Dr. Rabinstein told Neurology Today that “the discouraging news was that the results do not warrant a change in practice. At this point, intrathecal alteplase cannot be recommended for routine practice. The encouraging news is that aggressive clearance of IVH, when achieved (which proved even more challenging than suspected), can improve outcomes. Therefore, the mechanistic rationale of the study was validated.”
Dr. Rabinstein pointed out in the editorial that while the jury is still out on alteplase and other various approaches being evaluated for intraventricular hemorrhage (including intensive blood-pressure lowering and treatment with recombinant activated factor VII), the CLEAR III results underscore that “doing what we can is still very useful.”
Steven M. Greenberg, MD, PhD, FAAN, professor of neurology at Harvard Medical School, said it was encouraging that irrigating the ventricle with alteplase appeared to be safe and that the overall mortality rates for the study participants were significantly lower than what has been previously reported for intraventricular hemorrhage. But he said the fact that there turned out to be more severe disability at 180 days in the group given alteplase was concerning.

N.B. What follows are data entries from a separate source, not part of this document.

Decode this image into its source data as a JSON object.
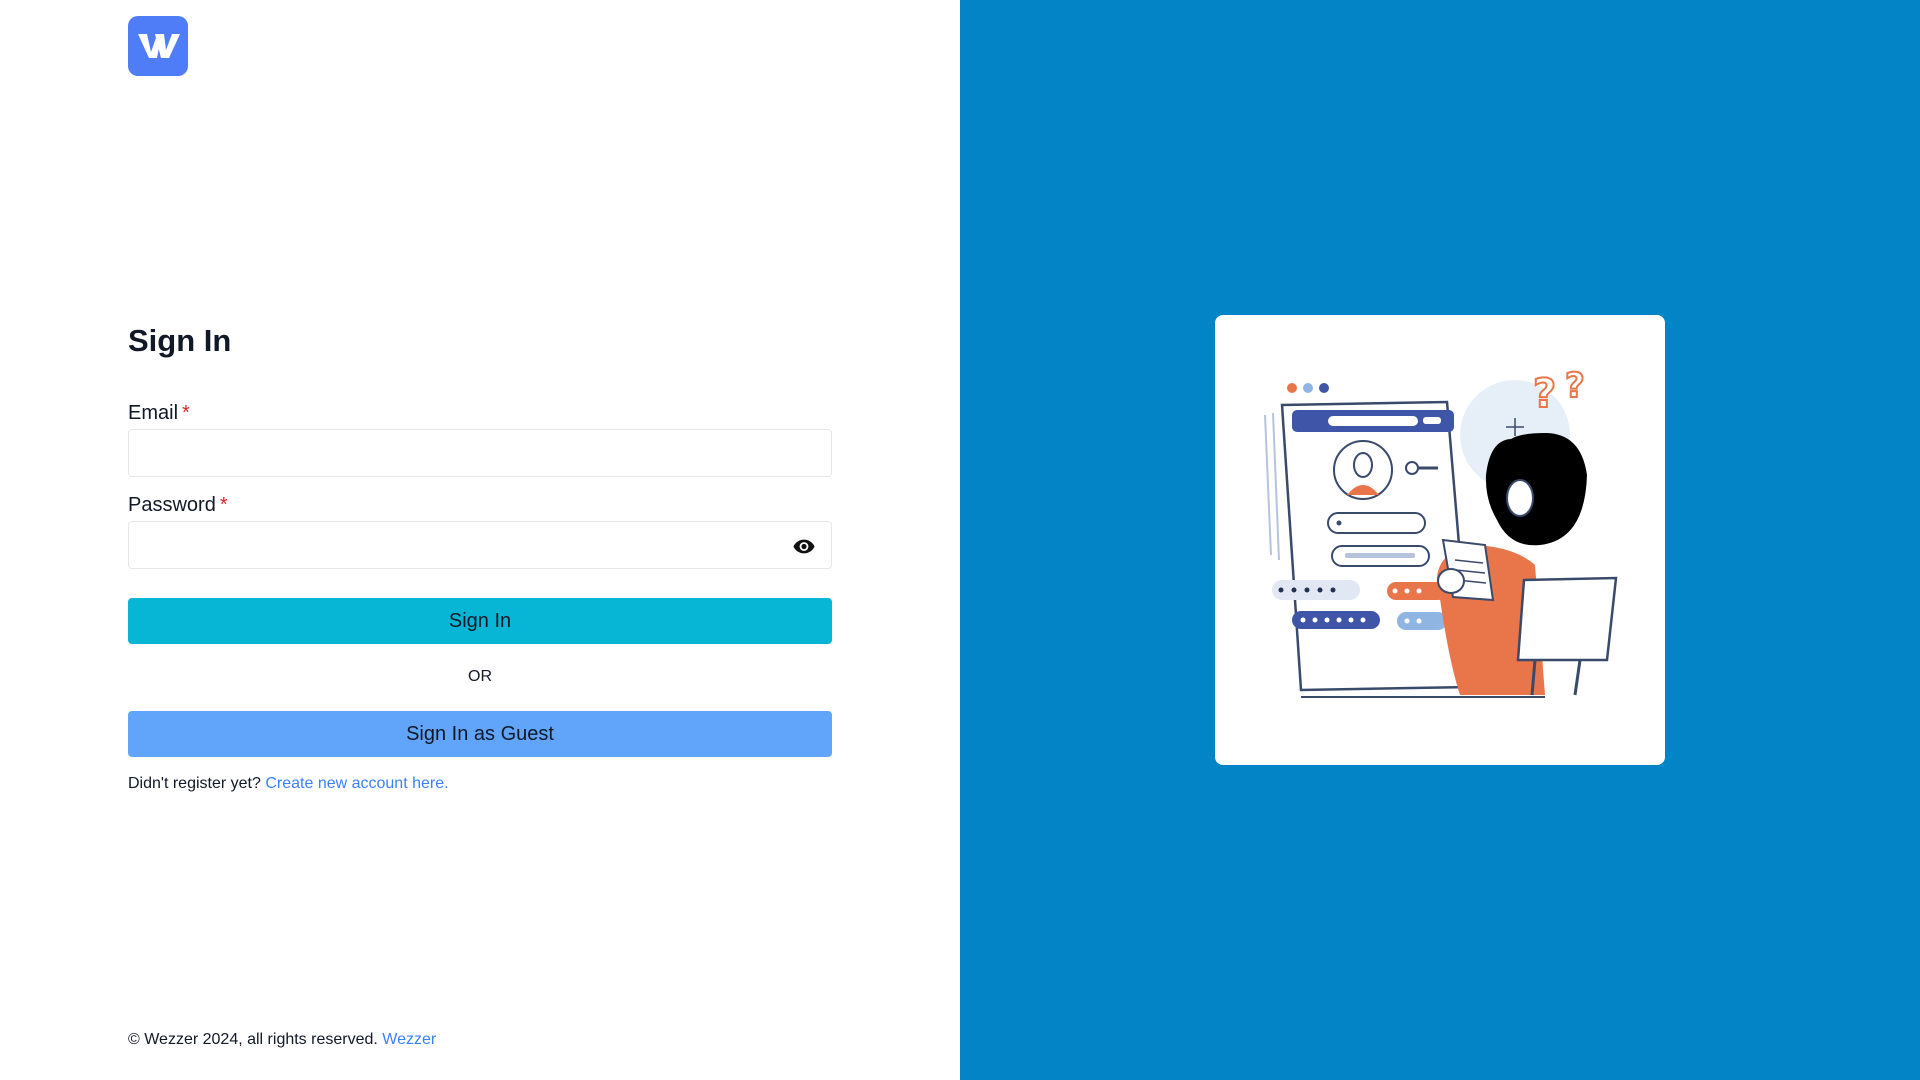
{
  "brand": {
    "logo_icon": "wezzer-logo",
    "accent": "#4f7cf7"
  },
  "signin": {
    "title": "Sign In",
    "email_label": "Email",
    "password_label": "Password",
    "required_mark": "*",
    "email_value": "",
    "password_value": "",
    "password_toggle_icon": "eye-icon",
    "submit_label": "Sign In",
    "divider_label": "OR",
    "guest_label": "Sign In as Guest",
    "register_text": "Didn't register yet?",
    "register_link": "Create new account here."
  },
  "footer": {
    "copyright": "© Wezzer 2024, all rights reserved.",
    "brand_link": "Wezzer"
  },
  "colors": {
    "right_panel": "#0284c7",
    "signin_button": "#06b6d4",
    "guest_button": "#60a5fa",
    "link": "#3b82f6",
    "required": "#dc2626"
  }
}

“Most people would not be enthusiastic about adding treatment that doesn't improve good outcome,” said Dr. Greenberg, vice chairman of neurology and director of the Hemorrhagic Stroke Research Program at Massachusetts General Hospital. Still, he agreed that that further investigation of the use of alteplase is justified given that CLEAR III indicates “there is some possibility for improved outcome with greater extents of clot removal.”
Dr. Greenberg said that more effort also needs to go into preventing intracerebral hemorrhage, which is usually due to high blood pressure when extending to the ventricles. Particularly when there is intraventricular hemorrhage involved, “these hemorrhages are deadly and have the worst outcomes of essentially any form of stroke,” he said.
Sheryl Martin-Schild, MD, PhD, state medical director of stroke for the Louisiana Emergency Response Network, said that while bleeding into the ventricles of the brain is harmful because it can lead to hydrocephalus, “there is growing evidence that supports the idea that blood where it doesn't belong is toxic to the brain. The toxicity of the blood itself may reduce the chances of having a functional outcome.”
But she said it remains to be proved that “making the blood go away faster makes any difference in terms of functional outcome.” Does administering alteplase into the ventricles do “anything other than make the CT scan look better?” she asked.
Dr. Martin-Schild said a follow-up study to build on the insight gained from CLEAR III would be welcome because “this is such a hopeful intervention for a disease with limited therapeutic options.” •